“We must resist the urge to capitulate to the trends and forces of history,” I announce. “We need affirmative action. We need to become allies to marginalized folks. We need diversity. We need pro-choice. We need inclusivity, equity, safe spaces, and more immigrants. We must not allow free speech from alt-right extremists and other hated groups like the police and conservatives. We cannot forget the heroism of queer folk who fought and died for their queer communities. We must have trans rights. We must have gender-neutral bathrooms. We need more people of colour. Black lives do matter. We need women. Yes, we need women like yourself.” I give her a sidelong glance. Jade appears to be texting.

I continue unabated: “I hate the patriarchy. I hate it with a burning passion. We have oppressed your sex and discriminated against you at every single opportunity. White privilege is real, and I am a perpetrator of it. For this, I am deeply ashamed.” I turn to get Jade’s reaction, but she’s busy talking on her phone.

I clasp my hands together, as if in prayer. “Relationships, I’ve learned, work like checks and balances similar to proper forms of governance. But in order for structural oppression to be eliminated, radical changes must be enacted. You cannot compromise during political campaigns. You have to present a vision of a world free from oppression and tyranny. We have to fight for freedom. You want to be free, don’t you?” Jade, still on her phone, either doesn’t hear me or doesn’t care.

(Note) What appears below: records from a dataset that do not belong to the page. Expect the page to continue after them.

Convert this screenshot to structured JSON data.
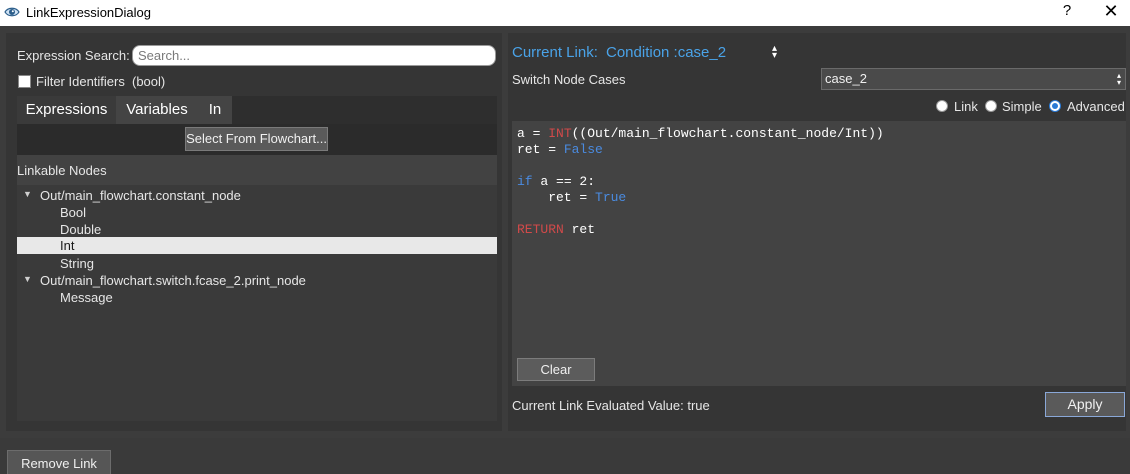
{
  "window": {
    "title": "LinkExpressionDialog",
    "help": "?",
    "close": "✕"
  },
  "left": {
    "search_label": "Expression Search:",
    "search_placeholder": "Search...",
    "filter_label": "Filter Identifiers",
    "filter_type": "(bool)",
    "filter_checked": false,
    "tabs": [
      {
        "label": "Expressions",
        "active": true
      },
      {
        "label": "Variables",
        "active": false
      },
      {
        "label": "In",
        "active": false
      }
    ],
    "select_button": "Select From Flowchart...",
    "tree_header": "Linkable Nodes",
    "tree": [
      {
        "label": "Out/main_flowchart.constant_node",
        "level": 0,
        "expanded": true
      },
      {
        "label": "Bool",
        "level": 1
      },
      {
        "label": "Double",
        "level": 1
      },
      {
        "label": "Int",
        "level": 1,
        "selected": true
      },
      {
        "label": "String",
        "level": 1
      },
      {
        "label": "Out/main_flowchart.switch.fcase_2.print_node",
        "level": 0,
        "expanded": true
      },
      {
        "label": "Message",
        "level": 1
      }
    ]
  },
  "right": {
    "current_link_label": "Current Link:",
    "current_link_value": "Condition :case_2",
    "switch_cases_label": "Switch Node Cases",
    "switch_cases_value": "case_2",
    "modes": [
      {
        "label": "Link",
        "checked": false
      },
      {
        "label": "Simple",
        "checked": false
      },
      {
        "label": "Advanced",
        "checked": true
      }
    ],
    "code": {
      "line1_var": "a = ",
      "line1_fn": "INT",
      "line1_rest": "((Out/main_flowchart.constant_node/Int))",
      "line2_var": "ret = ",
      "line2_val": "False",
      "line4_kw": "if",
      "line4_rest": " a == 2:",
      "line5_var": "    ret = ",
      "line5_val": "True",
      "line7_kw": "RETURN",
      "line7_rest": " ret"
    },
    "clear_button": "Clear",
    "evaluated_label": "Current Link Evaluated Value: true",
    "apply_button": "Apply"
  },
  "footer": {
    "remove_button": "Remove Link"
  },
  "colors": {
    "accent": "#4aa3e8",
    "keyword_blue": "#4a8be0",
    "keyword_red": "#d04a4a",
    "panel": "#353535",
    "background": "#3c3c3c"
  }
}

“In order for us to be free, we must give up our rights to privacy. Yes, privacy divides us. It builds walls between us. You don’t want to be like Donald Trump, do you?” I shake my head. “We need real, genuine relationships based on honesty and transparency. We need open relationships, open in every sense of the word. We cannot compromise at this stage in our relationship, Jade. There’s too much at stake.”

Jade finishes her phone call. “What?”

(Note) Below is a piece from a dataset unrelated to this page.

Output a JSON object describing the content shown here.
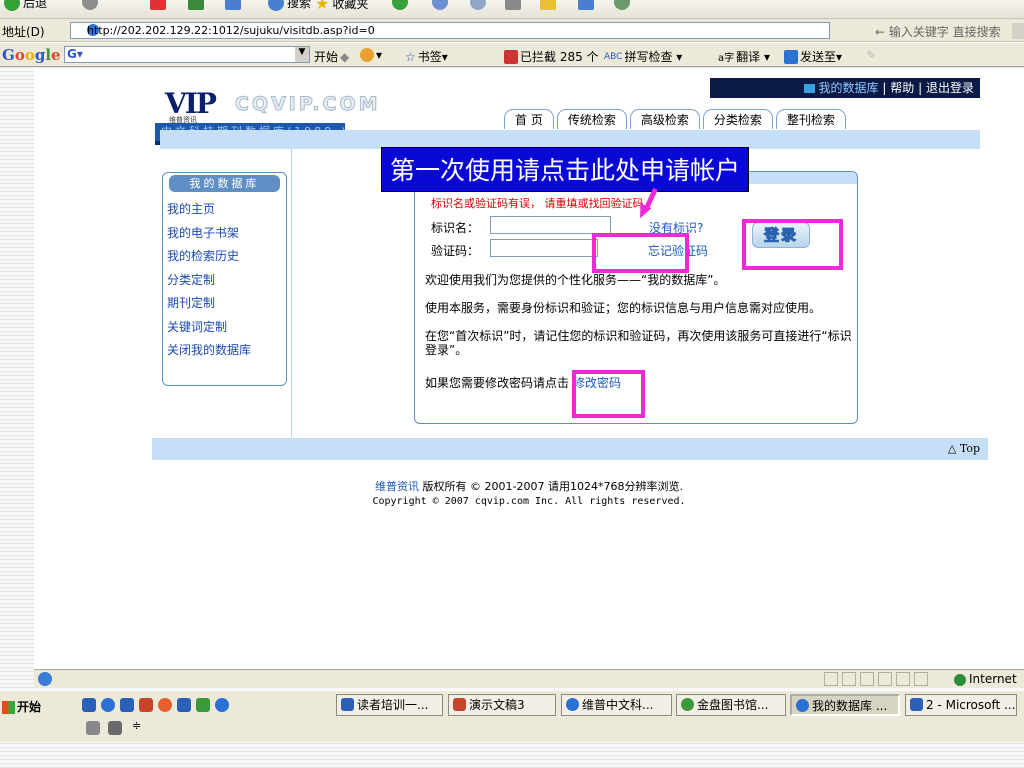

“I would like you to go first. Were you texting Brian?”

Jade shuffles her feet and drums the steering wheel. “Yes.”

“Are you seeing him?”

“We share the same classes,” she says sullenly.

“Do you like him?”


“Are you sleeping with him?”


“Good. Thanks for sharing…I…also would like to share something.” A wave of nausea passes through me. Tears well in my eyes. Something is very wrong.

“You wanted to know…what I was doing…in the bathroom,” I continue hesitantly. “I’ll tell you. There should be no…secrets between us. Do you remember Ava?” My face turns red. It feels like I’m entering a confessional.

“Ava Verheek?” Jade gives me an odd look.


“Do you remember singing “Blackbird” with her…at graduation? You were both…in the choir.”

Jade shrugs. “I guess.”

“I had a strong, emotional thing…for her.”

“That’s embarrassing.”


“…That’s what you wanted to tell me?” she blurts out.

“No…in the bathroom…I was masturbating to pictures of — “


She begins to violently push my body, as if she could squeeze me through the door by sheer force of will. I wrench at the car door and bail out while she starts the car. She slams the passenger door, and it nearly collides with my head. I roll out of the way as she peels out of the parking lot. I watch her drive away.

Jade hates me and I deserve it. I don’t deserve her. It doesn’t matter anyways. Jade’s gone. Ava’s gone. It’s probably for the best. Someday, I’ll look back on this experience and laugh. In fact, I’m already laughing inside. The real one was drinking coffee with me. The fake one was circling the back of my mind. I confused the two. Why couldn’t I see it before? I’m brain-dead. If I could go back, I’d choose Jade every time. I don’t think she’ll take me back, though — not anymore. I don’t blame her. Let her date Brian; he’s probably better than me.

I begin my solitary walk back to my dorm. The sun is fading, the air is crisp, the campus is hushed. As I pass by one of the dorms, the inner glow from a window illuminates a few anonymous individuals. I avert my eyes. Some things are better left private. I’d rather be near a broken person than spend my life as a spectator, always looking but never reaching the heart. The girl I desired was a husk of a human being. I never knew Ava. I knew Jade. She was right here; I overlooked her. Kleiman Hall looms before me. I could really use a coffee. I miss her already.